## RECORD EXCERPTS
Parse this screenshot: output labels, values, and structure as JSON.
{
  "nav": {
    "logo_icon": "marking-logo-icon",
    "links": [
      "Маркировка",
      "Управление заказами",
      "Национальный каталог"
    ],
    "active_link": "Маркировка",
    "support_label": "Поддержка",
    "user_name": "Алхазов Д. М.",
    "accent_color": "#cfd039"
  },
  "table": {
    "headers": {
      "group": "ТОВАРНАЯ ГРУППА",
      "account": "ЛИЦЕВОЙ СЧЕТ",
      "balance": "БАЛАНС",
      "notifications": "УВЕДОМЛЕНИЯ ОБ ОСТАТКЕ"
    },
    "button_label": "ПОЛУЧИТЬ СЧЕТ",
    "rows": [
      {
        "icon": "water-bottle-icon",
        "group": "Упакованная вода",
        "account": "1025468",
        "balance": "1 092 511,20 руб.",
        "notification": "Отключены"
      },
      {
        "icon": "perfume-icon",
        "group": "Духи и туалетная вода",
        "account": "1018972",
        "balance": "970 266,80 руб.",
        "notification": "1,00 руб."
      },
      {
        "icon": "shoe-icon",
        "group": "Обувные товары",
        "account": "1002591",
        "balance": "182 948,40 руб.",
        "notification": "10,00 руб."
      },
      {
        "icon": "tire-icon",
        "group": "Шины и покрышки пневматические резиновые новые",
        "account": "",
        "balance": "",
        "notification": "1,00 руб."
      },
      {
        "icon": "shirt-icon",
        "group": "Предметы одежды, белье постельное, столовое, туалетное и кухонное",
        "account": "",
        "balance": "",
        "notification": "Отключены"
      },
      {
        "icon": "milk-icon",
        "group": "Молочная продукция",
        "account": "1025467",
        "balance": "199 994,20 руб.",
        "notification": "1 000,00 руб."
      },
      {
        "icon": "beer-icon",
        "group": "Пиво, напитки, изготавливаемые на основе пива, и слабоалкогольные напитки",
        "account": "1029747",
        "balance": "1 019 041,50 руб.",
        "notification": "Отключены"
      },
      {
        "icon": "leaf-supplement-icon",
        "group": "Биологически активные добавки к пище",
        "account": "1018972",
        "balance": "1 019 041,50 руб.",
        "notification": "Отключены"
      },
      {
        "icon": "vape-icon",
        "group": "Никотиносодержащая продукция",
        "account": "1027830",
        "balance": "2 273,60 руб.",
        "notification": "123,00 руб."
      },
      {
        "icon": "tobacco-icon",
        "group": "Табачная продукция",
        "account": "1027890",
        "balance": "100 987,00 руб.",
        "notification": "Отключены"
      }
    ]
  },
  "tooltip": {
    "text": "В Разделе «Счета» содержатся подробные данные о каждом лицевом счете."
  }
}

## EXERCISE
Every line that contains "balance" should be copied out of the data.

## SOLUTION TO THIS PROBLEM
      "balance": "БАЛАНС",
        "balance": "1 092 511,20 руб.",
        "balance": "970 266,80 руб.",
        "balance": "182 948,40 руб.",
        "balance": "",
        "balance": "",
        "balance": "199 994,20 руб.",
        "balance": "1 019 041,50 руб.",
        "balance": "1 019 041,50 руб.",
        "balance": "2 273,60 руб.",
        "balance": "100 987,00 руб.",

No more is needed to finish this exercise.